CFS expand road crash rescue capability with Heavy Rescue Vehicle
The Heavy Rescue Vehicle, located at the Lobethal CFS Brigade, will respond to complex vehicle accidents including specialist and heavy vehicle incidents (e.g. agricultural machinery), industrial and general rescue incidents. This will enable a specialist response to be provided across the Adelaide Hills.
It also includes vehicle relocation capability, which is via a purpose-built winch that will be used to drag vehicles off or away from obstacles following a road crash, enabling an injured person to receive medical treatment in the fastest possible time.
CFS Chief Officer, Brett Loughlin AFSM, said the introduction of the Heavy Rescue Vehicle into the CFS’ fleet will revolutionise the response of the all-hazard agency and will be lifesaving.

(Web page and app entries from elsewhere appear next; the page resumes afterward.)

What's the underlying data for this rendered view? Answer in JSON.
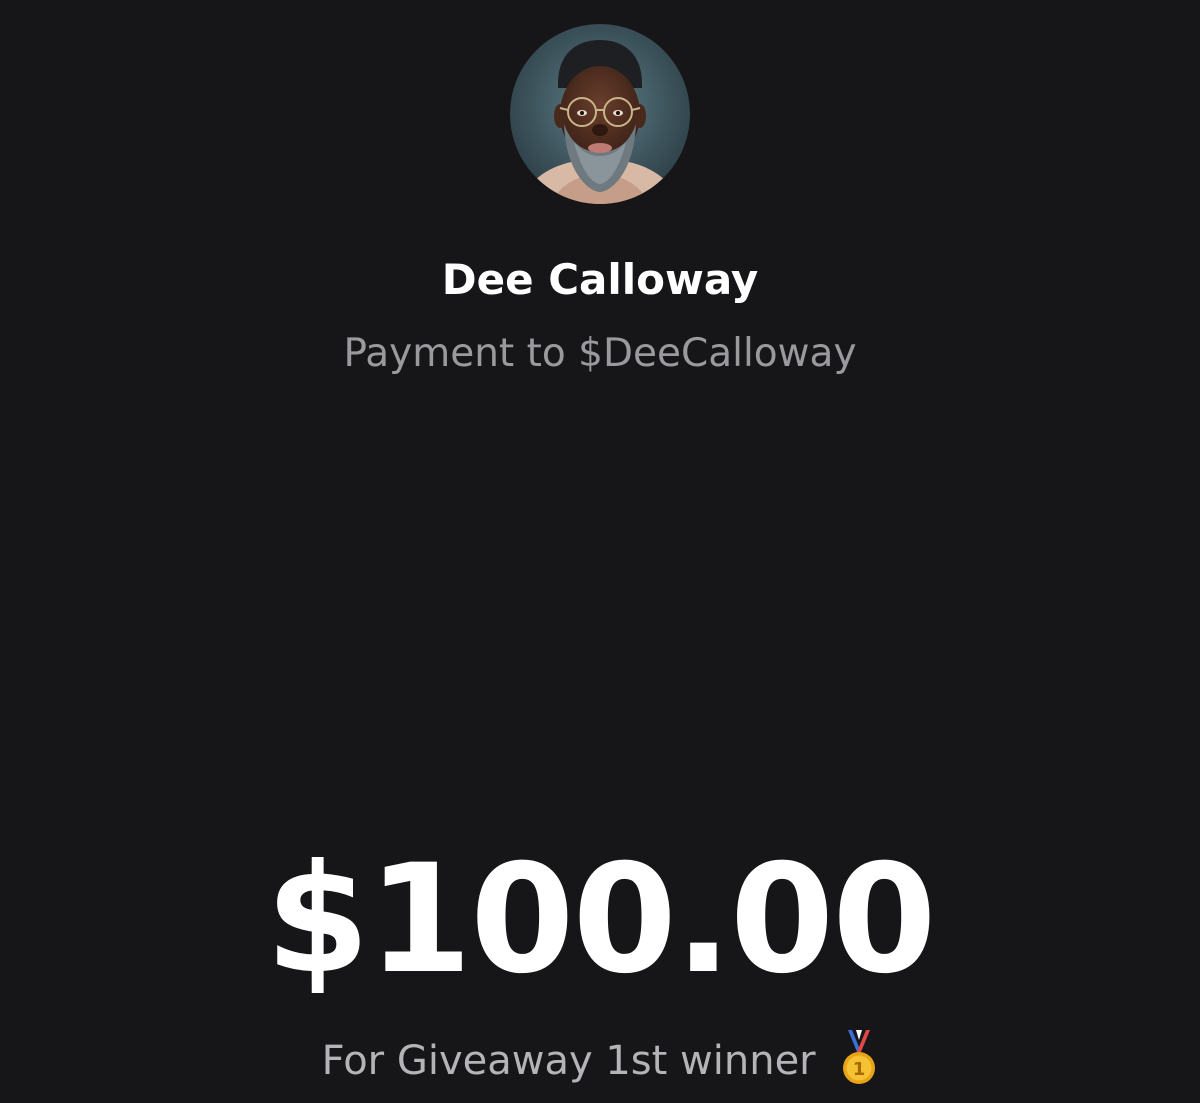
{
  "recipient": {
    "name": "Dee Calloway",
    "subtitle": "Payment to $DeeCalloway",
    "avatar_icon": "profile-photo"
  },
  "payment": {
    "amount": "$100.00",
    "note": "For Giveaway 1st winner",
    "note_icon": "first-place-medal-icon"
  },
  "colors": {
    "background": "#161618",
    "primary_text": "#ffffff",
    "secondary_text": "#9a9a9e"
  }
}
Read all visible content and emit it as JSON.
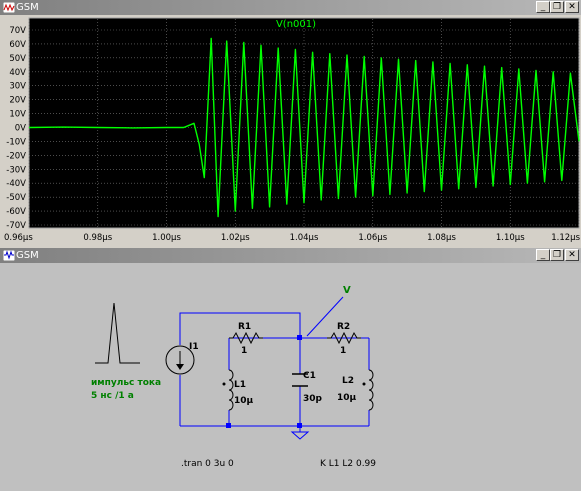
{
  "plot_window": {
    "title": "GSM",
    "buttons": {
      "minimize": "_",
      "restore": "❐",
      "close": "✕"
    },
    "colors": {
      "background": "#000000",
      "grid": "#808080",
      "trace": "#00ff00",
      "axis_text": "#ffffff"
    }
  },
  "chart_data": {
    "type": "line",
    "title": "V(n001)",
    "xlabel": "",
    "ylabel": "",
    "x_unit": "µs",
    "y_unit": "V",
    "xlim": [
      0.96,
      1.12
    ],
    "ylim": [
      -70,
      70
    ],
    "x_ticks": [
      "0.96µs",
      "0.98µs",
      "1.00µs",
      "1.02µs",
      "1.04µs",
      "1.06µs",
      "1.08µs",
      "1.10µs",
      "1.12µs"
    ],
    "y_ticks": [
      "70V",
      "60V",
      "50V",
      "40V",
      "30V",
      "20V",
      "10V",
      "0V",
      "-10V",
      "-20V",
      "-30V",
      "-40V",
      "-50V",
      "-60V",
      "-70V"
    ],
    "grid": true,
    "series": [
      {
        "name": "V(n001)",
        "color": "#00ff00",
        "x_us": [
          0.96,
          0.97,
          0.98,
          0.99,
          1.0,
          1.005,
          1.008,
          1.0095,
          1.011,
          1.013,
          1.015,
          1.0175,
          1.02,
          1.0225,
          1.025,
          1.0275,
          1.03,
          1.0325,
          1.035,
          1.0375,
          1.04,
          1.0425,
          1.045,
          1.0475,
          1.05,
          1.0525,
          1.055,
          1.0575,
          1.06,
          1.0625,
          1.065,
          1.0675,
          1.07,
          1.0725,
          1.075,
          1.0775,
          1.08,
          1.0825,
          1.085,
          1.0875,
          1.09,
          1.0925,
          1.095,
          1.0975,
          1.1,
          1.1025,
          1.105,
          1.1075,
          1.11,
          1.1125,
          1.115,
          1.1175,
          1.12
        ],
        "y_V": [
          0,
          0.3,
          0,
          -0.3,
          0,
          0,
          3,
          -12,
          -36,
          64,
          -64,
          62,
          -60,
          61,
          -58,
          59,
          -57,
          57,
          -55,
          56,
          -54,
          54,
          -52,
          53,
          -51,
          52,
          -50,
          51,
          -49,
          50,
          -48,
          49,
          -47,
          48,
          -46,
          47,
          -45,
          46,
          -44,
          45,
          -43,
          44,
          -42,
          43,
          -41,
          42,
          -40,
          41,
          -39,
          40,
          -38,
          39,
          -10
        ]
      }
    ]
  },
  "schematic_window": {
    "title": "GSM",
    "buttons": {
      "minimize": "_",
      "restore": "❐",
      "close": "✕"
    },
    "colors": {
      "background": "#c0c0c0",
      "wire": "#0000ff",
      "label": "#000000",
      "annotation": "#008000",
      "ground": "#0000ff"
    },
    "net_label": "V",
    "source": {
      "name": "I1"
    },
    "r1": {
      "name": "R1",
      "value": "1"
    },
    "r2": {
      "name": "R2",
      "value": "1"
    },
    "c1": {
      "name": "C1",
      "value": "30p"
    },
    "l1": {
      "name": "L1",
      "value": "10µ"
    },
    "l2": {
      "name": "L2",
      "value": "10µ"
    },
    "pulse_caption": [
      "импульс тока",
      "5 нс /1 а"
    ],
    "tran_directive": ".tran 0 3u 0",
    "coupling_directive": "K L1 L2 0.99"
  }
}
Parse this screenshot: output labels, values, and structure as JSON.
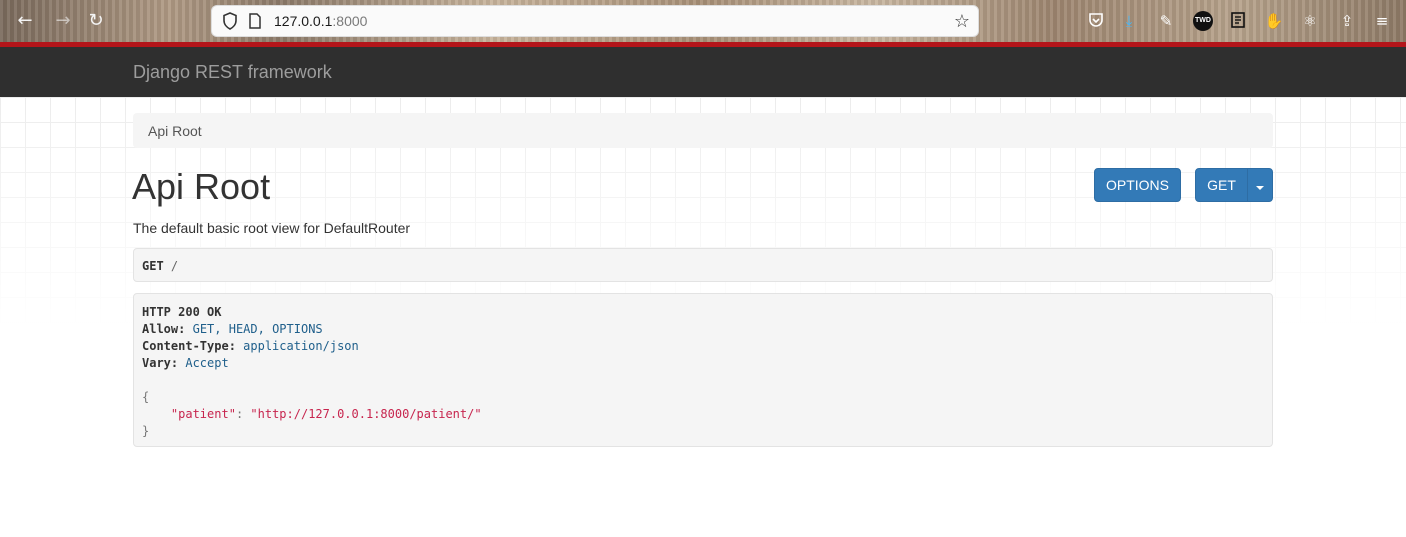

“This vehicle will enable our volunteers to provide a greater specialised response to regional South Australia that was previously limited to metropolitan areas,” Chief Officer Loughlin said.
“Every second counts when responding to a road crash incident.”
“Having the ability to relocate a vehicle to increase access points, rather than only having the ability to use tools to extricate a person who might be trapped, will enable a person to receive medical treatment sooner,” he said.
Mr Loughlin said additional locations for the rollout of further vehicles are being identified through research into CFS response and road network data.
As the largest provider of RCR in South Australia, with 66 specialist brigades across the state, the CFS responds to incidents along the major highways and freight routes connecting SA to other states.
Manager Technical Operations, Tim McNeilly, said the vehicle relocation ability will be operated in conjunction with crash recovery system Moditech, run from a tablet, which will provide CFS volunteers with in depth information on potential hazards.
“New technologies and built-in safety systems in vehicles have helped to increase safety systems for occupants in a car before a crash. However, these create safety hazards and challenges to CFS volunteers when responding to extricate anyone trapped,” Mr McNeilly said.
“Moditech technology will allow volunteers to look up specific car models to understand where potential dangers such as airbags, fuel tanks, batteries or SRS control units may be hidden within the car.”
The CFS has worked with several agencies around Australia, as well as the Lobethal Brigade, to determine the most beneficial equipment and capability to include on the truck to ensure it is fit for purpose.
Lobethal Brigade Captain, Jason Draper, said the brigade is called to more Road Crash Rescue incidents than any other type of incident.
“We’re thrilled to be chosen as the first brigade to receive a Heavy Rescue Vehicle and it will significantly increase the CFS’ response and rescue capability to Lobethal and surrounding communities," Mr Draper said.
“Having an input into the design, capabilities and layout of the truck was an incredible experience. It’s something volunteers aren’t generally able to have a say in so it truly is a truck designed by firefighters for firefighters.”
Key features of the Heavy Rescue Vehicle:
- Standard RCR capability
- Heavy Lifting – 60 & 90t airbags, 50t Heavy Lift Jacks
- Heavy Stabilisation – Stabfast XL, significant cribbing, truck cabin restraint system
- Relocation – vehicle mounting winching, tirfor, go jacks
- Rescue platform
- Industrial rescue options - battery combi tool, tag out lock out kit
- Also, general rescue - dremel, ring cutter, larger assortment of battery power tools, quick cut saw, chainsaw.